The chances of your melanoma coming back depend on its stage.
Those who have had melanoma are at greater risk for developing another melanoma. It can return in the same spot or elsewhere on your body, even 10 years after initial treatment.
Some cancer cells may remain inside your body that screening tests cant detect. If these cells grow into a tumor, its known as a recurrence.
Doctors classify melanoma in one of four stages:
- In Stages 1 and 2, it involves the skin only.
- In Stage 3, it has spread from the skin to the lymph nodes.
- In Stage 4, it has spread from the skin to other organs.
The likelihood of recurrence varies by stage. It is less likely to recur at lower stages, Dr. Tarhini says.
The recurrence rate increases as the stage advances even after successful surgery, he says.
The stage also affects your prognosis. The lower the stage, the higher the likelihood is of curing your melanoma.

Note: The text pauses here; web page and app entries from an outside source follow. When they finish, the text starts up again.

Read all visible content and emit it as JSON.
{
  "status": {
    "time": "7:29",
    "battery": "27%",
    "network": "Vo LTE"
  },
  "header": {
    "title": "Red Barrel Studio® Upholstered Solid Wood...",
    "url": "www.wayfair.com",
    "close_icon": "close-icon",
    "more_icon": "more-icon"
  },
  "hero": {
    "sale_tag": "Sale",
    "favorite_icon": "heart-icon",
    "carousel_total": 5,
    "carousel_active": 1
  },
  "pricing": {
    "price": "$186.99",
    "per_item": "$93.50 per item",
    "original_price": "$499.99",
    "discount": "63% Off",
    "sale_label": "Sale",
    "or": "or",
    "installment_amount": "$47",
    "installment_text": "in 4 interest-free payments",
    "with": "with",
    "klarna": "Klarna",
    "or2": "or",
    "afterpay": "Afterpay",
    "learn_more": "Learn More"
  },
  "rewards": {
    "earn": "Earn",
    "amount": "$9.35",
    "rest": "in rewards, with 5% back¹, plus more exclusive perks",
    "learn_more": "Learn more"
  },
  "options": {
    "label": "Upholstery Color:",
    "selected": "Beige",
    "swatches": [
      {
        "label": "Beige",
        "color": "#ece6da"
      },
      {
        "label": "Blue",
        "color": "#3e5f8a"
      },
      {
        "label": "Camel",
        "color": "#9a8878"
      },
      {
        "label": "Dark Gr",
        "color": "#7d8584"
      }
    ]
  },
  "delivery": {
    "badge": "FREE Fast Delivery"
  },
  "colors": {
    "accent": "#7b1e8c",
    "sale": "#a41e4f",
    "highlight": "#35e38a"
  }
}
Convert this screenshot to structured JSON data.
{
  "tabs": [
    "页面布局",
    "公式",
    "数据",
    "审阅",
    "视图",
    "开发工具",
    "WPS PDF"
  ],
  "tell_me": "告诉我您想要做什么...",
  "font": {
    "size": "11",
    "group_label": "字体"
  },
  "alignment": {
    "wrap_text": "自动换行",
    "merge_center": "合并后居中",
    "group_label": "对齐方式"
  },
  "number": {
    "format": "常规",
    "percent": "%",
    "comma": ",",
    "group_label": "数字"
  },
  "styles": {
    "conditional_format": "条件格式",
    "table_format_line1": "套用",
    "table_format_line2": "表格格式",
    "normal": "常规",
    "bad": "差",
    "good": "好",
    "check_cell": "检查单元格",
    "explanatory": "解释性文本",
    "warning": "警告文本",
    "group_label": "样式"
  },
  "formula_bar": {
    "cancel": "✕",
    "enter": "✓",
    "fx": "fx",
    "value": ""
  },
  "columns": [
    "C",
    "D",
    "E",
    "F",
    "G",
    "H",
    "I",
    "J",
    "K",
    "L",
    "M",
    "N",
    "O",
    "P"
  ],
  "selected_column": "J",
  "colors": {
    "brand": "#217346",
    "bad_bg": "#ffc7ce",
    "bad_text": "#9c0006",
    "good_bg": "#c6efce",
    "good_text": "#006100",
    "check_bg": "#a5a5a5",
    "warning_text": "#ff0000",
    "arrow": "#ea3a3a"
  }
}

At Stage 1, over 90 percent of patients can be cured, says Dr. Tarhini. As the stage progresses, the likelihood of cure is less. However, with recent advancements in immunotherapy and targeted therapy for melanoma, even at Stage 4 , we are very optimistic that we can cure many patients.